Last updated:

Reviewed by:

Dr Bryony Henderson

, Lead GP at Livi

Medically reviewed

Deep vein thrombosis (DVT) is a blood clot that develops in a deep vein in the body, usually the leg, which can be dangerous. Find out more about the symptoms and when to seek medical help.

What is deep vein thrombosis?

eep vein thrombosis (DVT) is when a blood clot (thrombus) forms in one of the deep veins in your body, usually the leg. The deep veins in the legs supply the muscles of the calf and thighs, and are not the veins you can see below the skin. A blood clot can entirely or partially block blood flow in these veins. 

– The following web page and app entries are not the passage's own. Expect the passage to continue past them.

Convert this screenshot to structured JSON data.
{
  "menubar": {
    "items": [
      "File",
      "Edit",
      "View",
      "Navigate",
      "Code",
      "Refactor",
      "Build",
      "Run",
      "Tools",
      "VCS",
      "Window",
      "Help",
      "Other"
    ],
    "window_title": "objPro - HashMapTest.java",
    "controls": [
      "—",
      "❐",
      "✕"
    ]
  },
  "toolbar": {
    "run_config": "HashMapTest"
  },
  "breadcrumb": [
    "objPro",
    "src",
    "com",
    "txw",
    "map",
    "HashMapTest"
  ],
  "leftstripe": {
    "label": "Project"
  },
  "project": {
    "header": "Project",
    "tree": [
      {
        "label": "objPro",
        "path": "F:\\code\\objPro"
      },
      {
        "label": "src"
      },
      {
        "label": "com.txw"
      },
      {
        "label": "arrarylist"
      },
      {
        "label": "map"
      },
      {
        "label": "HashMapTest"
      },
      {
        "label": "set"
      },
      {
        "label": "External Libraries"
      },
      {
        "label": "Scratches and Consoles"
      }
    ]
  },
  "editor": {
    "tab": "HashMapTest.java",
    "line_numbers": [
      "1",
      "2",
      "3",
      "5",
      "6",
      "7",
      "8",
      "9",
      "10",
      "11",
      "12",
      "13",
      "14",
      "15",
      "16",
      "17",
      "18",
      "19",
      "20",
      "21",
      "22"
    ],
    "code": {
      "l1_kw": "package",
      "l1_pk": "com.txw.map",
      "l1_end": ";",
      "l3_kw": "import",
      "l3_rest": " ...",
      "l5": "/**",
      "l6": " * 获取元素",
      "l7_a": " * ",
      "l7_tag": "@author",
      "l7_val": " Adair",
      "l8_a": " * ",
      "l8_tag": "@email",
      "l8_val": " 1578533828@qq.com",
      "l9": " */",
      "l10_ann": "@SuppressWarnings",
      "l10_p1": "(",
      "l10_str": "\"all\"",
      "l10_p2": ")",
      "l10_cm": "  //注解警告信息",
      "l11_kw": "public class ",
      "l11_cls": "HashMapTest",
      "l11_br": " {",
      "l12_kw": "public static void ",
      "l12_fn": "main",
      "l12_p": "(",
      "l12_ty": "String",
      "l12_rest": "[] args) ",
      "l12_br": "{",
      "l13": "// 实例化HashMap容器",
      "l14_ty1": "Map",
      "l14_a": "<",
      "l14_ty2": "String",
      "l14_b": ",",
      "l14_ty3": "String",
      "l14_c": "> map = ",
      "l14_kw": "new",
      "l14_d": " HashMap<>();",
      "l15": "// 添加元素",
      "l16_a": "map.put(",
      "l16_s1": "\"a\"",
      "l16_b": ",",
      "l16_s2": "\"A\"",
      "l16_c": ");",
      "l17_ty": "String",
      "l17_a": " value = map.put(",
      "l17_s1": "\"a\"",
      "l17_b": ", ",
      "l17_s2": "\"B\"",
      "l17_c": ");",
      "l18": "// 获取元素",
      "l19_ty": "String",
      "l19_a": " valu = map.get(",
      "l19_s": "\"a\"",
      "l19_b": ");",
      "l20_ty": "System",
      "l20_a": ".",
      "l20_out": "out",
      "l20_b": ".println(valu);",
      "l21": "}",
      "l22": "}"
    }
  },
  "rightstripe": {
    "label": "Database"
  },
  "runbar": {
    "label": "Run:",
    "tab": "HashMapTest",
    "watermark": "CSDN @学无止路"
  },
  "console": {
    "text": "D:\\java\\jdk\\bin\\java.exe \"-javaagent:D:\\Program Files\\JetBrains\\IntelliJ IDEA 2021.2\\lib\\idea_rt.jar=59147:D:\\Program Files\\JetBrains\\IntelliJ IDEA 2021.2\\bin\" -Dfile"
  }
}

Sometimes the clot will break off, travel through your bloodstream and get stuck in your lungs causing a pulmonary embolism (PE). This is a life-threatening emergency, so call 999 and seek medical help immediately if you suspect PE. 

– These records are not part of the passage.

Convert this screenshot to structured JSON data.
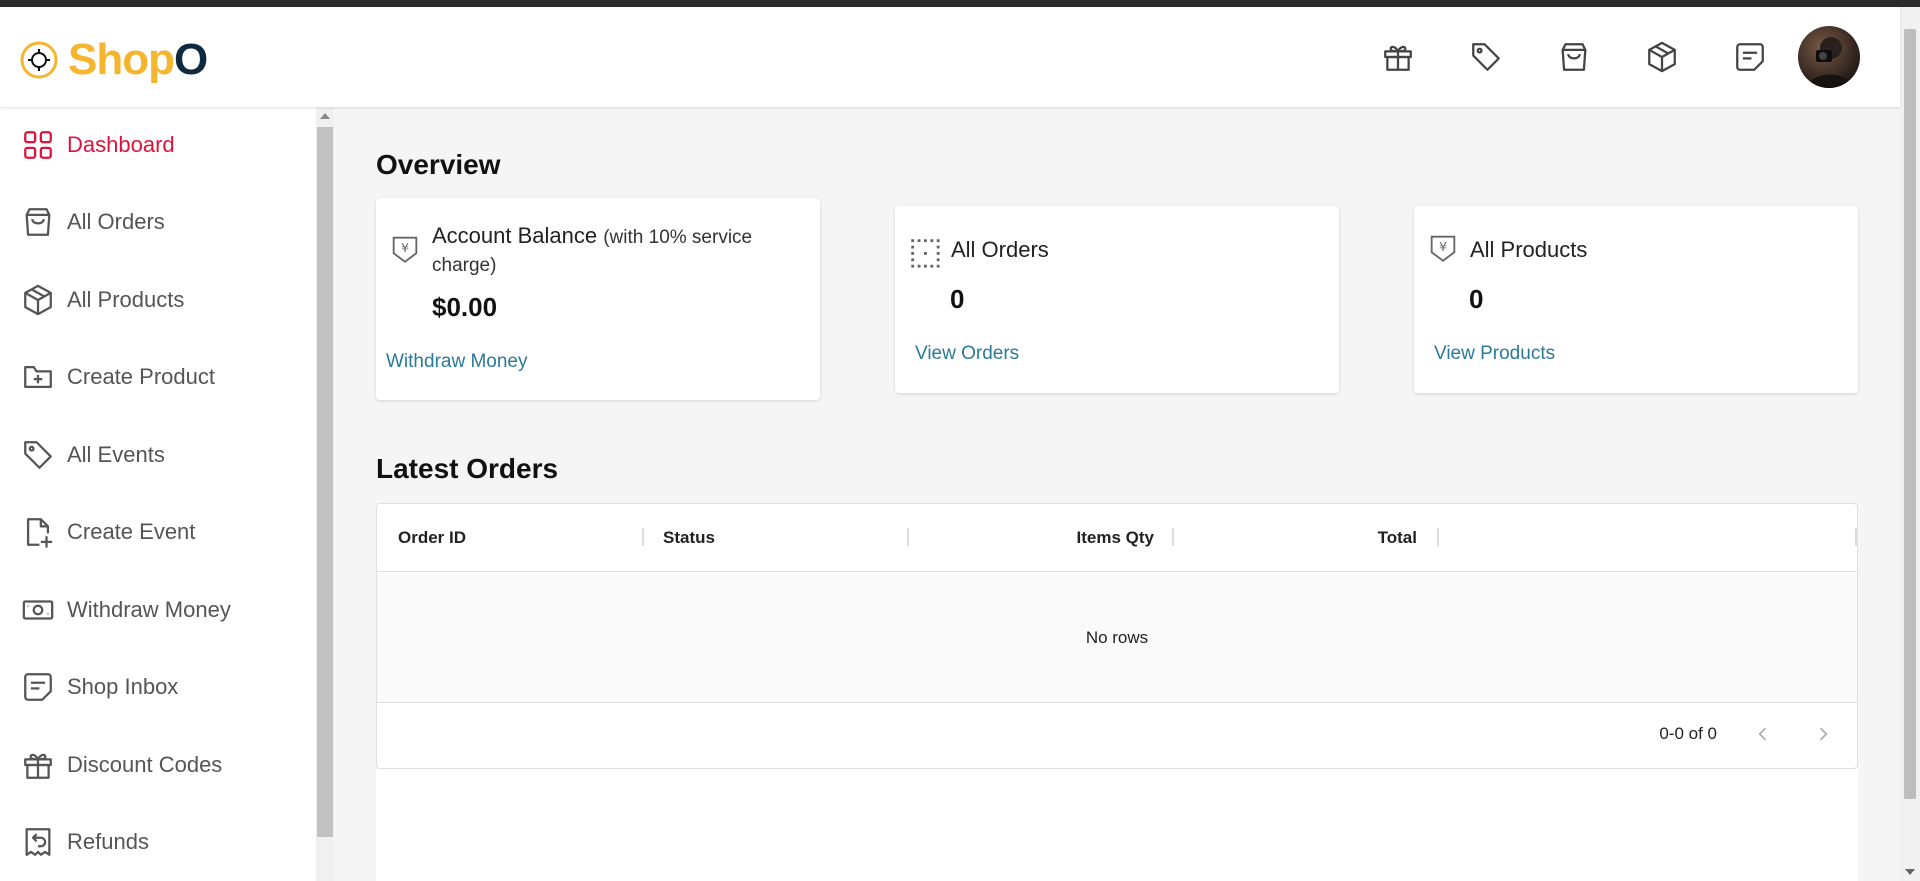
{
  "brand": {
    "part1": "Shop",
    "part2": "O"
  },
  "header": {
    "icons": [
      "gift-icon",
      "tag-icon",
      "shopping-bag-icon",
      "package-icon",
      "message-icon"
    ]
  },
  "sidebar": {
    "items": [
      {
        "label": "Dashboard",
        "icon": "dashboard-grid-icon",
        "active": true
      },
      {
        "label": "All Orders",
        "icon": "shopping-bag-icon"
      },
      {
        "label": "All Products",
        "icon": "package-icon"
      },
      {
        "label": "Create Product",
        "icon": "folder-plus-icon"
      },
      {
        "label": "All Events",
        "icon": "tag-icon"
      },
      {
        "label": "Create Event",
        "icon": "file-plus-icon"
      },
      {
        "label": "Withdraw Money",
        "icon": "cash-icon"
      },
      {
        "label": "Shop Inbox",
        "icon": "message-icon"
      },
      {
        "label": "Discount Codes",
        "icon": "gift-icon"
      },
      {
        "label": "Refunds",
        "icon": "receipt-refund-icon"
      }
    ]
  },
  "overview": {
    "title": "Overview",
    "balance_card": {
      "title": "Account Balance",
      "subtitle": "(with 10% service charge)",
      "value": "$0.00",
      "link": "Withdraw Money"
    },
    "orders_card": {
      "title": "All Orders",
      "value": "0",
      "link": "View Orders"
    },
    "products_card": {
      "title": "All Products",
      "value": "0",
      "link": "View Products"
    }
  },
  "latest_orders": {
    "title": "Latest Orders",
    "columns": [
      "Order ID",
      "Status",
      "Items Qty",
      "Total"
    ],
    "empty_text": "No rows",
    "pagination": "0-0 of 0"
  },
  "colors": {
    "accent": "#dc143c",
    "brand_yellow": "#f5b52e",
    "brand_dark": "#0f2a3f",
    "link": "#2a7a9a"
  }
}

Although most DVT forms in the leg, it can also develop elsewhere in the body such as the arm, foot or ankle. It usually affects one leg but in rare cases can occur in both. 

What are the symptoms of deep vein thrombosis?

Symptoms of deep vein thrombosis in the leg include:

  • Pain – throbbing in the calf, thigh or entire leg (it usually only affects one leg)

  • Redness – particularly around the affected area, commonly at the back of your leg below the knee

  • Warmth – skin feels warm in the area of the blood clot

  • Swelling – swollen veins are tender to touch

Who is at risk of deep vein thrombosis?

Anyone can develop a deep vein thrombosis but there are several factors that can increase your risk:

  • Age – your risk of developing DVT increases when you’re over 60 years of age

  • Being overweight or obese

  • Smoking 

  • A personal history of deep vein thrombosis or pulmonary embolism

  • A family history of blood clots

  • Being immobile – for example after an operation or staying in bed for a long period of time

  • Pregnancy – your blood clots more easily during pregnancy or in the first 6 weeks after having a baby

  • Hormones – taking the combined contraceptive pill or hormone replacement therapy (HRT) which both contain oestrogen increases your risk

  • Existing conditions or treatments that cause your blood to clot more easily – thrombophilia (blood clotting disorder), cancer especially when treated with chemotherapy and radiotherapy, and heart and lung disease

How is deep vein thrombosis diagnosed?

Deep vein thrombosis is diagnosed by a doctor using a combination of your symptoms, medical history, examination findings, blood tests and scans. 

If a GP suspects that you have DVT, you should be referred to the hospital for an ultrasound scan within 24 hours. An ultrasound scan will assess for blood flow through veins in the legs and can identify blockages. You may also have a venogram (X-ray of the vein) which can show the exact location of the blood clot.

If pulmonary embolism is suspected, you may undergo additional tests to assess the blood flow in the blood vessels in your lungs.

How to treat deep vein thrombosis

If there’s a high level of suspicion, you might be put on injections to thin your blood while waiting for a scan. 

Once a DVT is confirmed, then the usual treatment is with anticoagulant tablets (commonly rivaroxaban or warfarin). Anticoagulants prevent blood from sticking together and can dissolve existing blood clots. 

If you have DVT during pregnancy, you are treated with anticoagulant injections for the remainder of the pregnancy and until your baby is 6 weeks old. 

How to prevent deep vein thrombosis

Simple lifestyle measures will help reduce your risk of developing DVT:

  • Maintaining a healthy weight

  • Staying active

  • Drinking plenty of fluids to avoid dehydration (which makes your blood more likely to clot)

  • Cutting down on smoking and alcohol consumption

If you’re going to sit still on a long journey, you may find compression socks (available in pharmacies) helpful to prevent blood clots. 

When should I seek help?

If you’re experiencing the symptoms of deep vein thrombosis, you should seek prompt medical advice from a GP.

Call 999 or go to A&E if you have the symptoms of DVT and:

  • Acute chest pain

  • Acute difficulty breathing

Last updated:
Reviewed by:
Dr Bryony Henderson, Lead GP at Livi